The Writers Guild of America revealed Tuesday that although employment numbers are rising for members, compensation is dramatically behind.

“While record numbers of members are currently employed, individual writer compensation is not where it should be, with too many members working at or close to minimum,” the WGA West told its members from president David A. Goodman, VP Marjorie David and secretary-treasurer Michelle Mulroney. The updates come ahead of Minimum Basic Agreement contract negotiations with the Alliance of Motion Picture and Television Producers. The current three-year deal expires May 1, though no talks have been set.

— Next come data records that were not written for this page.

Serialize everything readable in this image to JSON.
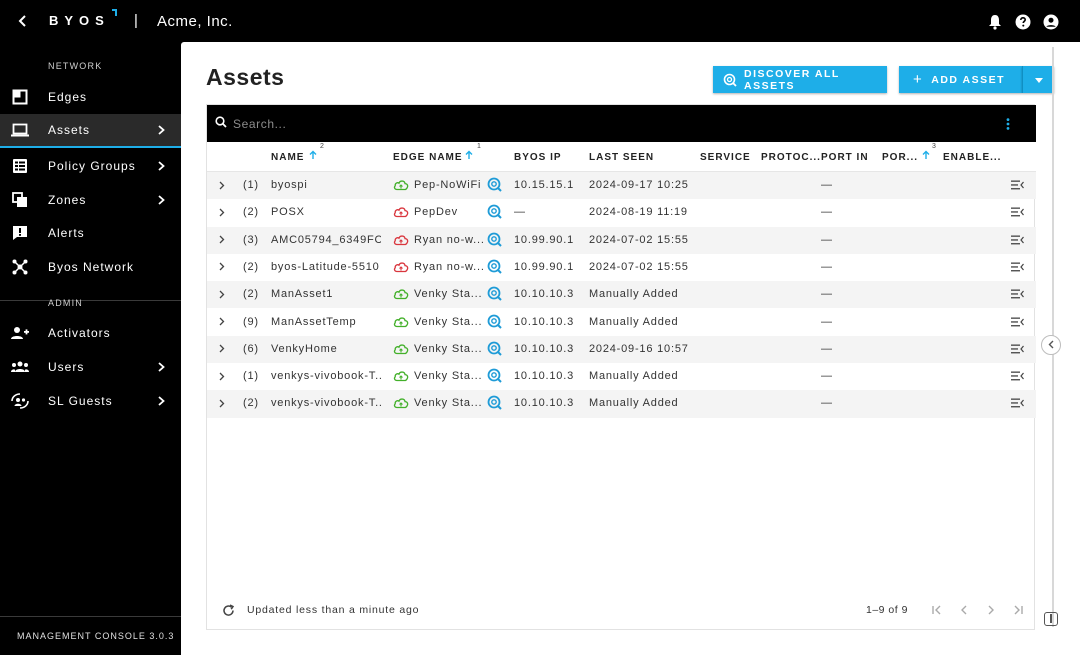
{
  "topbar": {
    "brand": "BYOS",
    "separator": "|",
    "organization": "Acme, Inc."
  },
  "sidebar": {
    "sections": [
      {
        "label": "NETWORK"
      },
      {
        "label": "ADMIN"
      }
    ],
    "items": [
      {
        "label": "Edges",
        "icon": "edges-icon",
        "active": false,
        "has_chevron": false
      },
      {
        "label": "Assets",
        "icon": "laptop-icon",
        "active": true,
        "has_chevron": true
      },
      {
        "label": "Policy Groups",
        "icon": "policy-groups-icon",
        "active": false,
        "has_chevron": true
      },
      {
        "label": "Zones",
        "icon": "zones-icon",
        "active": false,
        "has_chevron": true
      },
      {
        "label": "Alerts",
        "icon": "alert-icon",
        "active": false,
        "has_chevron": false
      },
      {
        "label": "Byos Network",
        "icon": "network-icon",
        "active": false,
        "has_chevron": false
      },
      {
        "label": "Activators",
        "icon": "activators-icon",
        "active": false,
        "has_chevron": false
      },
      {
        "label": "Users",
        "icon": "users-icon",
        "active": false,
        "has_chevron": true
      },
      {
        "label": "SL Guests",
        "icon": "guests-icon",
        "active": false,
        "has_chevron": true
      }
    ],
    "version": "MANAGEMENT CONSOLE 3.0.3"
  },
  "main": {
    "title": "Assets",
    "discover_label": "DISCOVER ALL ASSETS",
    "add_label": "ADD ASSET",
    "search_placeholder": "Search...",
    "columns": [
      {
        "label": "NAME",
        "sort_order": "2"
      },
      {
        "label": "EDGE NAME",
        "sort_order": "1"
      },
      {
        "label": "BYOS IP"
      },
      {
        "label": "LAST SEEN"
      },
      {
        "label": "SERVICE"
      },
      {
        "label": "PROTOC..."
      },
      {
        "label": "PORT IN"
      },
      {
        "label": "POR...",
        "sort_order": "3"
      },
      {
        "label": "ENABLE..."
      }
    ],
    "rows": [
      {
        "count": "(1)",
        "name": "byospi",
        "edge": "Pep-NoWiFi",
        "edge_status": "online",
        "ip": "10.15.15.1",
        "last_seen": "2024-09-17 10:25",
        "port_in": "—"
      },
      {
        "count": "(2)",
        "name": "POSX",
        "edge": "PepDev",
        "edge_status": "offline",
        "ip": "—",
        "last_seen": "2024-08-19 11:19",
        "port_in": "—"
      },
      {
        "count": "(3)",
        "name": "AMC05794_6349FC",
        "edge": "Ryan no-w...",
        "edge_status": "offline",
        "ip": "10.99.90.1",
        "last_seen": "2024-07-02 15:55",
        "port_in": "—"
      },
      {
        "count": "(2)",
        "name": "byos-Latitude-5510",
        "edge": "Ryan no-w...",
        "edge_status": "offline",
        "ip": "10.99.90.1",
        "last_seen": "2024-07-02 15:55",
        "port_in": "—"
      },
      {
        "count": "(2)",
        "name": "ManAsset1",
        "edge": "Venky Sta...",
        "edge_status": "online",
        "ip": "10.10.10.3",
        "last_seen": "Manually Added",
        "port_in": "—"
      },
      {
        "count": "(9)",
        "name": "ManAssetTemp",
        "edge": "Venky Sta...",
        "edge_status": "online",
        "ip": "10.10.10.3",
        "last_seen": "Manually Added",
        "port_in": "—"
      },
      {
        "count": "(6)",
        "name": "VenkyHome",
        "edge": "Venky Sta...",
        "edge_status": "online",
        "ip": "10.10.10.3",
        "last_seen": "2024-09-16 10:57",
        "port_in": "—"
      },
      {
        "count": "(1)",
        "name": "venkys-vivobook-T...",
        "edge": "Venky Sta...",
        "edge_status": "online",
        "ip": "10.10.10.3",
        "last_seen": "Manually Added",
        "port_in": "—"
      },
      {
        "count": "(2)",
        "name": "venkys-vivobook-T...",
        "edge": "Venky Sta...",
        "edge_status": "online",
        "ip": "10.10.10.3",
        "last_seen": "Manually Added",
        "port_in": "—"
      }
    ],
    "footer_status": "Updated less than a minute ago",
    "pager_range": "1–9 of 9"
  },
  "colors": {
    "accent": "#1eaee8",
    "online": "#43b02a",
    "offline": "#d9363e",
    "discover_icon": "#1e9bd7"
  }
}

“Our MBA focus must be to ensure that writers are being fairly compensated for the global value of the content that has continued to bring banner profits to our employers, and that our benefit plans remain healthy,” the message reads.

The guild’s eight-month standoff with the major Hollywood talent agencies has heightened worries that the WGA will go on strike after the contract expires. The WGA required on April 13 that members fire their agents if the agents had not signed a Code of Conduct, which bans agents from taking packaging fees and prohibits agencies from owning production affiliates.

In a promising sign, the letter added that WGA West members employment are reaching peak levels similar to 20 years ago, reporting that 1,000 screenwriters collected over $100 million in earnings each quarter.

“This level of employment and earnings has been sustained for two years now, a change from the period in 2012-14 when quarterly employment in features was typically around 700 writers,” the message continues. “Television employment remains at its highest level in history: there have been more than 4,500 members working in TV for the last five years and counting, now approaching 5,000, with more than 350 scripted series in production for each of the last three seasons.”

The WGA is required to seek approval of its “pattern of demands” before meeting with the companies. WGA West executive director David Young, who orchestrated the bitter 2007-08 strike, will serve as chief negotiator. Mulroney, Shawn Ryan and Betsy Thomas are the co-chairs.

Tuesday’s message to members concluded that the negotiating committee will meet Tuesday night and review members’ responses to its recent survey. The message added, “In January, the membership will have the opportunity to vote on a Pattern of Demands, and following that, member meetings will be convened for the Committee to lay out initial proposals and get feedback.”